Could you filter the material and copy every line where the word "characters" occurs?

- [Records for this task]
####
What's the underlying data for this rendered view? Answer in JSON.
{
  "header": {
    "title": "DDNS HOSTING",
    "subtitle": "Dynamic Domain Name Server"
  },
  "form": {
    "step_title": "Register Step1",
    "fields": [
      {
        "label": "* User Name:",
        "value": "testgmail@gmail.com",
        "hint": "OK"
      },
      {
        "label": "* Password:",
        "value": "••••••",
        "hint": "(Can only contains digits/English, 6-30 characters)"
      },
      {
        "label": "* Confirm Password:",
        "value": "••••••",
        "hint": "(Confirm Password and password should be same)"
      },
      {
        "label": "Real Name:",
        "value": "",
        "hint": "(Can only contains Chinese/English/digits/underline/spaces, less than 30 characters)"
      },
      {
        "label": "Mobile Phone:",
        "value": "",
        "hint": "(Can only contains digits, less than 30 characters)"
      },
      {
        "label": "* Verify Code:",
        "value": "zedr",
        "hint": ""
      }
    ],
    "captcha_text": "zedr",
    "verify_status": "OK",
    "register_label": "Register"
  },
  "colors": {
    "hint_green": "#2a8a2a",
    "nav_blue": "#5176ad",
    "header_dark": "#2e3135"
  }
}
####
- [Written solution]
        "hint": "(Can only contains digits/English, 6-30 characters)"
        "hint": "(Can only contains Chinese/English/digits/underline/spaces, less than 30 characters)"
        "hint": "(Can only contains digits, less than 30 characters)"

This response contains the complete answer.